> [Exercise]: Look through the entries for the string "tests", and copy each line that holds it.

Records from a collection
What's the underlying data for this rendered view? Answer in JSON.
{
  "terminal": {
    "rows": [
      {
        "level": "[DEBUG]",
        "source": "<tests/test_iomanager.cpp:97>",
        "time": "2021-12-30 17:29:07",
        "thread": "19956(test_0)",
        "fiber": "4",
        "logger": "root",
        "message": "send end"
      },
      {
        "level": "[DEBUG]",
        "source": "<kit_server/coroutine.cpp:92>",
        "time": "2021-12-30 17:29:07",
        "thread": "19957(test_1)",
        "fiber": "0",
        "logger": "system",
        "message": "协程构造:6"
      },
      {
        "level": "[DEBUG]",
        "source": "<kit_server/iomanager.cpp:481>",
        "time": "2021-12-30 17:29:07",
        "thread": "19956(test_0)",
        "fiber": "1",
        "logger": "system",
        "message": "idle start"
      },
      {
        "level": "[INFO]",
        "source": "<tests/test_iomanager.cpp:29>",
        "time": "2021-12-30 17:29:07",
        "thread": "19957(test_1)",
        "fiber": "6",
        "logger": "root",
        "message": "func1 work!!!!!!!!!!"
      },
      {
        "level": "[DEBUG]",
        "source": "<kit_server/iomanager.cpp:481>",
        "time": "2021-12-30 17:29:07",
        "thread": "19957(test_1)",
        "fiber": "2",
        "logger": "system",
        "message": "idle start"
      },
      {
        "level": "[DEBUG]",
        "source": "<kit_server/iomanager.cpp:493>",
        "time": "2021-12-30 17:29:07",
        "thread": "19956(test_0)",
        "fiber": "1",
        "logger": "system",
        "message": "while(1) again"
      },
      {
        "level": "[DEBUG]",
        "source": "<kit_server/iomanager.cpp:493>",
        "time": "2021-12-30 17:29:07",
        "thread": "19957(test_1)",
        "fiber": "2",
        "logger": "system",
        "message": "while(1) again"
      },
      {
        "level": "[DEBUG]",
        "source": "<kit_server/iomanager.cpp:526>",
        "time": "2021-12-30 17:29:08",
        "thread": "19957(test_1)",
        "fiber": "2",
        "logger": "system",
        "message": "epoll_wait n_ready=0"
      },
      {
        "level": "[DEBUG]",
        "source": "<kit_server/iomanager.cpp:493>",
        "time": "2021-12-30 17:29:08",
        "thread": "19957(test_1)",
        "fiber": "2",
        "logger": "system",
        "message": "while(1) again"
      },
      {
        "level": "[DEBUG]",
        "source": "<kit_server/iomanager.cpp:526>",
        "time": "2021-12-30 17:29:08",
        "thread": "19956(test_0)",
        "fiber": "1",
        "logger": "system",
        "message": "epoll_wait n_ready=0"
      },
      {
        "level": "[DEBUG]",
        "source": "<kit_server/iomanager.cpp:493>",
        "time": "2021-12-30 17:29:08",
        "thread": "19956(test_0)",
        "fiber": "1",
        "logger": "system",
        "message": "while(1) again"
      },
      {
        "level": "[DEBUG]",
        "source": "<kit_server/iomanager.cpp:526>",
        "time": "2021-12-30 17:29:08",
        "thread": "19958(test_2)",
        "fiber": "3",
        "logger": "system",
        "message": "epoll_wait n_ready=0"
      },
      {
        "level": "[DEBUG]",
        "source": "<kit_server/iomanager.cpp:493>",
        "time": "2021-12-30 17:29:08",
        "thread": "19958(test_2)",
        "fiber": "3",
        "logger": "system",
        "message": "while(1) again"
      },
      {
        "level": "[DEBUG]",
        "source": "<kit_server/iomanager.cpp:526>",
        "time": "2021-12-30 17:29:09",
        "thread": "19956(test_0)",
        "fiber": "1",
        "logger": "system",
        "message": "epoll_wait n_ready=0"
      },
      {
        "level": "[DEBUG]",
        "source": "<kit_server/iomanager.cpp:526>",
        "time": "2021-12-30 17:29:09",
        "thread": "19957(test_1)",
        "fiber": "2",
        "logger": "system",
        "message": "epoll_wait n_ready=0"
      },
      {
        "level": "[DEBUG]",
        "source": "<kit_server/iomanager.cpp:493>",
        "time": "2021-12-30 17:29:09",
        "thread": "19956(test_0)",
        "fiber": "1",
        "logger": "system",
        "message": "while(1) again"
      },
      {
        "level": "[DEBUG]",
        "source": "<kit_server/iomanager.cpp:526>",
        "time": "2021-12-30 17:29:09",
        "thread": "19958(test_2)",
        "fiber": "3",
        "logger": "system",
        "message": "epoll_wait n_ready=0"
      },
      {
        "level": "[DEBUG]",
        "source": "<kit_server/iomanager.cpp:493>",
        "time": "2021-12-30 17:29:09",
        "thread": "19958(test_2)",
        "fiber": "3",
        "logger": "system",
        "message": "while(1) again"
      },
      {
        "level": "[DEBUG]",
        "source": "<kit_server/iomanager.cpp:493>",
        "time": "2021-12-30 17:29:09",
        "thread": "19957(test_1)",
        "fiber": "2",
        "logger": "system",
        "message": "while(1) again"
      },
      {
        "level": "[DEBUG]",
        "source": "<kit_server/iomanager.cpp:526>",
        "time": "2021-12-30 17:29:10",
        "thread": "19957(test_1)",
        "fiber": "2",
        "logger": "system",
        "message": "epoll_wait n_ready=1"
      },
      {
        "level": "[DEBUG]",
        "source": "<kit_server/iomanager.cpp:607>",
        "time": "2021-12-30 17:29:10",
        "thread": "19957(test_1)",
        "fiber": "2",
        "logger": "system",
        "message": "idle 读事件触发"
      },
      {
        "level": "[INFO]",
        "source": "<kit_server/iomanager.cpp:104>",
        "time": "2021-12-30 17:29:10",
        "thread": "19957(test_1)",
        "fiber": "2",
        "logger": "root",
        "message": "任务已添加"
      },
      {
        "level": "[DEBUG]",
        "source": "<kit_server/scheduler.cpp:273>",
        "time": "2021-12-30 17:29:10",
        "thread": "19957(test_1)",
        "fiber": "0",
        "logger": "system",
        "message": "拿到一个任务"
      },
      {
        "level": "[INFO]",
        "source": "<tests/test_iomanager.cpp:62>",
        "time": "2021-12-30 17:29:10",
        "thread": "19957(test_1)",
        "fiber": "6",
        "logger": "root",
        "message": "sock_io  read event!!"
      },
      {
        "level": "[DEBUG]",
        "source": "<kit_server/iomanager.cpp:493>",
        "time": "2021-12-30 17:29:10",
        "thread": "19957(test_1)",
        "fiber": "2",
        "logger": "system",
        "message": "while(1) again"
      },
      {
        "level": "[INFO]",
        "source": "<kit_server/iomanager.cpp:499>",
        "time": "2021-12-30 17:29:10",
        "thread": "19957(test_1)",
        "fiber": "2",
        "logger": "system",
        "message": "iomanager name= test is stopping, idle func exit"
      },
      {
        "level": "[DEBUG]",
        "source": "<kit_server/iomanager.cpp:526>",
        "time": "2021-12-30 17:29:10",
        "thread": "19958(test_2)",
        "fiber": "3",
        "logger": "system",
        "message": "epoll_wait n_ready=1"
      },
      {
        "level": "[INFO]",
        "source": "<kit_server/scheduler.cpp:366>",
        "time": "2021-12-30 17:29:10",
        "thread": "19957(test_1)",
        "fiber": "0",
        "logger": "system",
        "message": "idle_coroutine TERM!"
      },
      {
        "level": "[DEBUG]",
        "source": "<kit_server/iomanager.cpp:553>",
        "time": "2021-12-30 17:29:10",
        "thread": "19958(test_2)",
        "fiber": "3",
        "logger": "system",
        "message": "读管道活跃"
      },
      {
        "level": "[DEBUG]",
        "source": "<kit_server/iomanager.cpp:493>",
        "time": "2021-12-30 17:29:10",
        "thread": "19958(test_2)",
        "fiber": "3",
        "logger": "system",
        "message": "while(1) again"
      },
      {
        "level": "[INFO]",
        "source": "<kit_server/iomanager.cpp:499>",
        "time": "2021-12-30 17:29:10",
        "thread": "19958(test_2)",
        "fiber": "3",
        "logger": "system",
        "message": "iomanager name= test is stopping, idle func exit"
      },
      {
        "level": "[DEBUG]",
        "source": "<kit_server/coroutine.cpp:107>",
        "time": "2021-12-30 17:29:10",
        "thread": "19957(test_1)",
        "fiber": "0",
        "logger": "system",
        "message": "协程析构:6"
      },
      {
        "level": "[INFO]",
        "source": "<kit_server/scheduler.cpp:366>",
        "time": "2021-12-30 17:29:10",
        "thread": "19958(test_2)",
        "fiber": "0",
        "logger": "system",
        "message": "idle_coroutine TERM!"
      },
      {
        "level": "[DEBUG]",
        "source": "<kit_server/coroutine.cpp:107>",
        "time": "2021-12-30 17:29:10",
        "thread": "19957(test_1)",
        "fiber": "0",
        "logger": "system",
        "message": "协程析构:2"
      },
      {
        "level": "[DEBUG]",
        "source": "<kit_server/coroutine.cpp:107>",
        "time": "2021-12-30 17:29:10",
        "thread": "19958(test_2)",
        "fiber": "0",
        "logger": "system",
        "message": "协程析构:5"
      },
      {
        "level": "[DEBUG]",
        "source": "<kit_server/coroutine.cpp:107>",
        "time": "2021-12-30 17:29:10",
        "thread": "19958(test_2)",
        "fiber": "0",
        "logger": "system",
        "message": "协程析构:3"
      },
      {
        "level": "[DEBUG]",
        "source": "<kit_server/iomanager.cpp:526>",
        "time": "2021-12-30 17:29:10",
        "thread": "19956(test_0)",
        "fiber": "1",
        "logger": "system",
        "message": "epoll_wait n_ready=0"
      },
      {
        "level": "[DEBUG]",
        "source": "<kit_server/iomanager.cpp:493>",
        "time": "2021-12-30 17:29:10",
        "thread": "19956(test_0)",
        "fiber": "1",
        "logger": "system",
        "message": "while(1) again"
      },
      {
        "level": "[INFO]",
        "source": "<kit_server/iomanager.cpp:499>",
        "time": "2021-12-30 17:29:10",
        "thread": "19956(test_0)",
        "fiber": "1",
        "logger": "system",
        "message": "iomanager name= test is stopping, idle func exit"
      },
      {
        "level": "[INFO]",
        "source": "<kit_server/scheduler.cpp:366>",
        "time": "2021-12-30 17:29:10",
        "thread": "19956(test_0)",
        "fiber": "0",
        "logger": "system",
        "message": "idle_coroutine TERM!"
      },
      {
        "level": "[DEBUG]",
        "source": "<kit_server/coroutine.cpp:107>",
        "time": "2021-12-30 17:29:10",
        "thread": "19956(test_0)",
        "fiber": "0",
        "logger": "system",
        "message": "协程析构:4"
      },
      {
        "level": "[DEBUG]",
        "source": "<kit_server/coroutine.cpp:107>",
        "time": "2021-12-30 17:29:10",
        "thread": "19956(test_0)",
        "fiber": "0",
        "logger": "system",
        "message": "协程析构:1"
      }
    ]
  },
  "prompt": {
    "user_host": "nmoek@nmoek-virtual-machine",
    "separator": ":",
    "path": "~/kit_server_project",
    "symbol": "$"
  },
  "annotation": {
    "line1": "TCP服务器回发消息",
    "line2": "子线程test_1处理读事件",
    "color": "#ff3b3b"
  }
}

> [Answer section]:
        "source": "<tests/test_iomanager.cpp:97>",
        "source": "<tests/test_iomanager.cpp:29>",
        "source": "<tests/test_iomanager.cpp:62>",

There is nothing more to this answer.